Be careful around your lotto tickets as someone else may cash in on your huge win instead.
That's what would have happened to a man in Massachusetts after a convenience store clerk allegedly stole his winning ticket. Luckily, the scheme was busted and he eventually got to take home his January lottery winnings.
According to a statement by the Plymouth County District Attorney’s Office, the man, identified as Paul Little by various news reports, almost fell victim to a scheme by 23-year-old Carly Nunes wherein she allegedly pocketed his winning tickets and attempted to cash in on the $3 million (P167 million) he won.
The case started when Little had entered the store and purchased a bag of barbecue potato chips and several lottery tickets. He then left the store and drove home with the bag of potato chips, but left the lottery tickets behind in the terminal tray.
After realizing he no longer had his tickets, Little briefly searched for them, but eventually concluded that they were lost.
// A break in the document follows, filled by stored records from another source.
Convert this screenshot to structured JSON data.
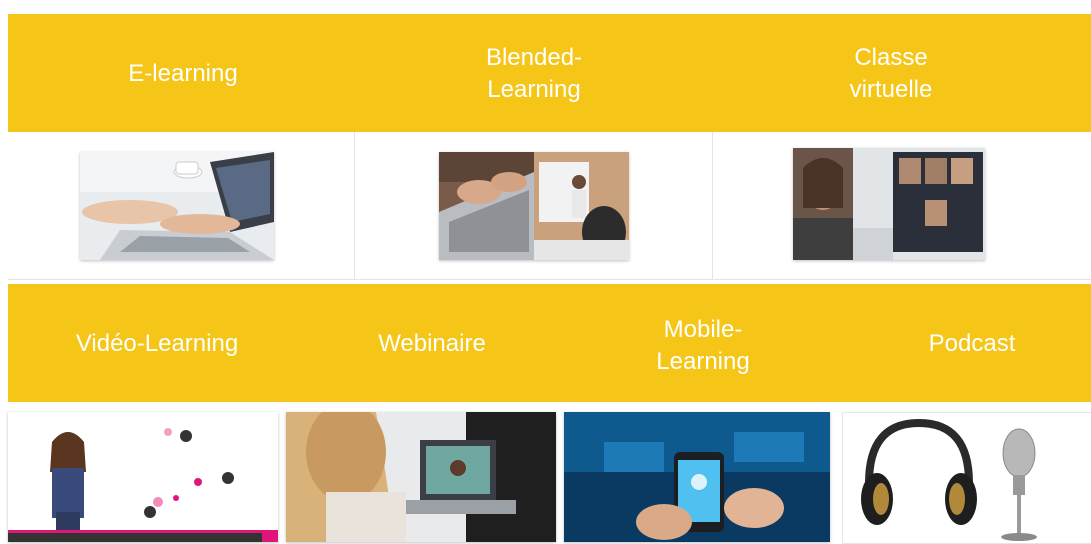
{
  "colors": {
    "band": "#f5c518",
    "label": "#ffffff"
  },
  "top_band": {
    "items": [
      {
        "label": "E-learning"
      },
      {
        "label": "Blended-\nLearning"
      },
      {
        "label": "Classe\nvirtuelle"
      }
    ]
  },
  "bottom_band": {
    "items": [
      {
        "label": "Vidéo-Learning"
      },
      {
        "label": "Webinaire"
      },
      {
        "label": "Mobile-\nLearning"
      },
      {
        "label": "Podcast"
      }
    ]
  },
  "images": {
    "top": [
      "laptop-typing-image",
      "blended-classroom-image",
      "virtual-class-image"
    ],
    "bottom": [
      "presenter-video-image",
      "webinar-laptop-image",
      "mobile-tablet-image",
      "podcast-microphone-image"
    ]
  }
}
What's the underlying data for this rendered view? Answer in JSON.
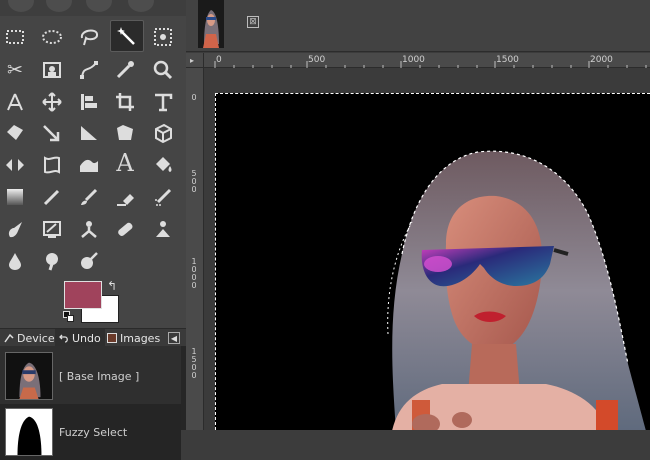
{
  "colors": {
    "foreground": "#a0435c",
    "background": "#ffffff",
    "canvas": "#000000",
    "panel": "#454545"
  },
  "toolbox": {
    "tools": [
      {
        "name": "rect-select-icon"
      },
      {
        "name": "ellipse-select-icon"
      },
      {
        "name": "free-select-icon"
      },
      {
        "name": "fuzzy-select-icon",
        "active": true
      },
      {
        "name": "select-by-color-icon"
      },
      {
        "name": "scissors-select-icon"
      },
      {
        "name": "foreground-select-icon"
      },
      {
        "name": "paths-icon"
      },
      {
        "name": "color-picker-icon"
      },
      {
        "name": "zoom-icon"
      },
      {
        "name": "measure-icon"
      },
      {
        "name": "move-icon"
      },
      {
        "name": "align-icon"
      },
      {
        "name": "crop-icon"
      },
      {
        "name": "unified-transform-icon"
      },
      {
        "name": "warp-transform-icon"
      },
      {
        "name": "handle-transform-icon"
      },
      {
        "name": "flip-icon"
      },
      {
        "name": "cage-transform-icon"
      },
      {
        "name": "perspective-icon"
      },
      {
        "name": "flip-horizontal-icon"
      },
      {
        "name": "transform-grid-icon"
      },
      {
        "name": "smudge-warp-icon"
      },
      {
        "name": "text-icon"
      },
      {
        "name": "bucket-fill-icon"
      },
      {
        "name": "gradient-icon"
      },
      {
        "name": "pencil-icon"
      },
      {
        "name": "paintbrush-icon"
      },
      {
        "name": "eraser-icon"
      },
      {
        "name": "airbrush-icon"
      },
      {
        "name": "ink-icon"
      },
      {
        "name": "mypaint-brush-icon"
      },
      {
        "name": "clone-icon"
      },
      {
        "name": "heal-icon"
      },
      {
        "name": "perspective-clone-icon"
      },
      {
        "name": "blur-icon"
      },
      {
        "name": "smudge-icon"
      },
      {
        "name": "dodge-burn-icon"
      }
    ]
  },
  "dock": {
    "tabs": [
      {
        "label": "Devices"
      },
      {
        "label": "Undo"
      },
      {
        "label": "Images"
      }
    ]
  },
  "undo": {
    "items": [
      {
        "label": "[ Base Image ]"
      },
      {
        "label": "Fuzzy Select"
      }
    ]
  },
  "image_window": {
    "close_glyph": "⊠"
  },
  "ruler": {
    "h_labels": [
      "0",
      "500",
      "1000",
      "1500",
      "2000"
    ],
    "v_labels": [
      "0",
      "500",
      "1000",
      "1500"
    ]
  }
}
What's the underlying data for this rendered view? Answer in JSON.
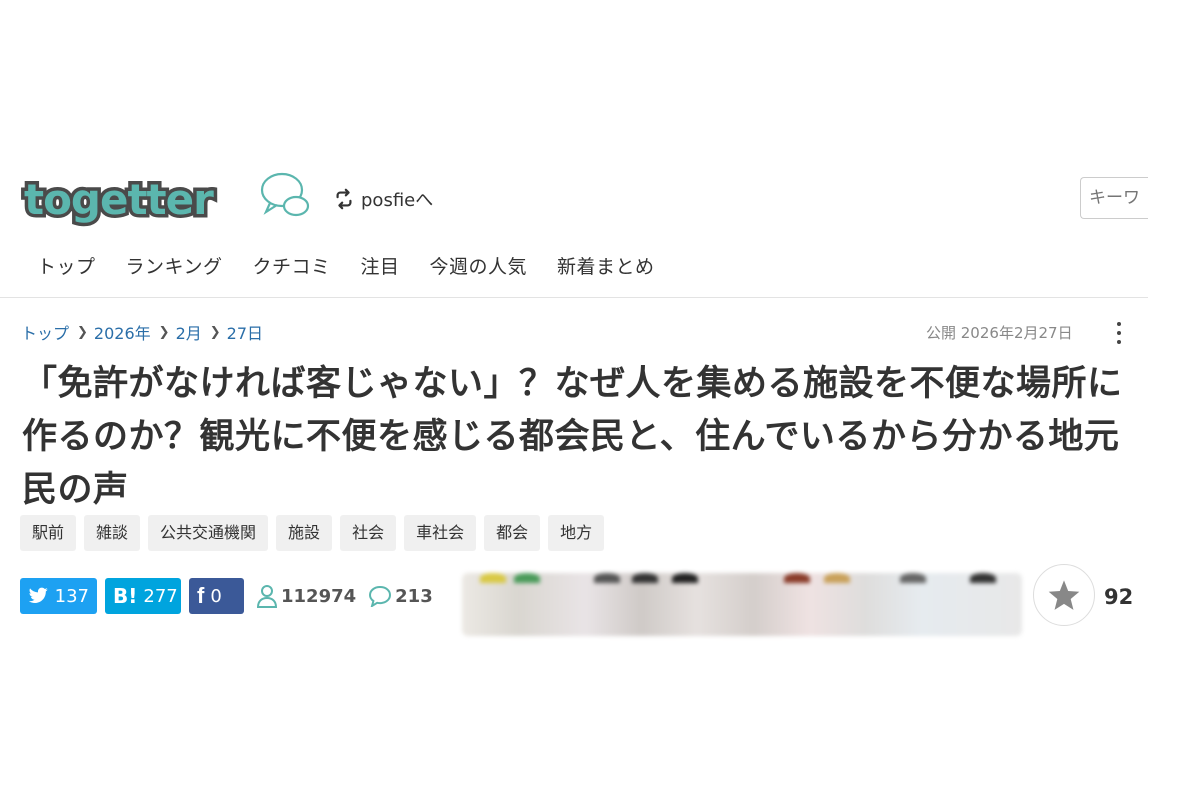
{
  "header": {
    "logo_text": "togetter",
    "posfie_label": "posfieへ",
    "search_placeholder": "キーワ"
  },
  "nav": [
    "トップ",
    "ランキング",
    "クチコミ",
    "注目",
    "今週の人気",
    "新着まとめ"
  ],
  "breadcrumb": [
    "トップ",
    "2026年",
    "2月",
    "27日"
  ],
  "published": "公開 2026年2月27日",
  "title": "「免許がなければ客じゃない」？なぜ人を集める施設を不便な場所に作るのか？観光に不便を感じる都会民と、住んでいるから分かる地元民の声",
  "tags": [
    "駅前",
    "雑談",
    "公共交通機関",
    "施設",
    "社会",
    "車社会",
    "都会",
    "地方"
  ],
  "share": {
    "twitter_count": "137",
    "hatena_label": "B!",
    "hatena_count": "277",
    "facebook_label": "f",
    "facebook_count": "0",
    "views": "112974",
    "comments": "213"
  },
  "favorites": "92",
  "colors": {
    "twitter": "#1da1f2",
    "hatena": "#00a4de",
    "facebook": "#3b5998",
    "logo": "#5bb6ae",
    "link": "#2a6ea8"
  }
}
That evening, however, his lottery ticket numbers were announced as the winning numbers, earning a $3 million prize. This prompted Nunes, along with a co-worker, to travel to the Massachusetts State Lottery Headquarters two days later to redeem the ticket, which is said to have been "torn and appeared to be burned."
But the scheme was eventually busted when a surveillance video surfaced showing Nunes and her co-worker arguing in the lobby about how much they would split the money, with Nunes allegedly informing her co-worker that she would "only pay him $200,000 (P11 million)."
The arguments were overheard by state Lottery officials, and suspicions about the rightful winner of the lottery only escalated because of the battered condition of the ticket.
This resulted in an investigation by state and local police and the Massachusetts State Lottery Commission that lasted for several months.
Nunes argued that she mistakenly tore the ticket when removing it from her wallet and the burn marks were the result of her accidentally placing the ticket on a pipe. However, surveillance footage from the store confirmed that it was actually Little who had bought the ticket.
Furthermore, during a further interview with investigators, Nunes no longer claimed to have purchased the ticket herself, but instead said she inadvertently obtained the winning ticket.
Through flyers plastered with the rightful ticket owner’s face around town, Little was eventually located and interviewed by investigators. He has since received his check and has expressed his immense gratitude to the people who have helped him with the stolen ticket.
Nunes has meanwhile pleaded not guilty to the charges against her, which include larceny, attempted larceny, presentation of a false claim and witness intimidation.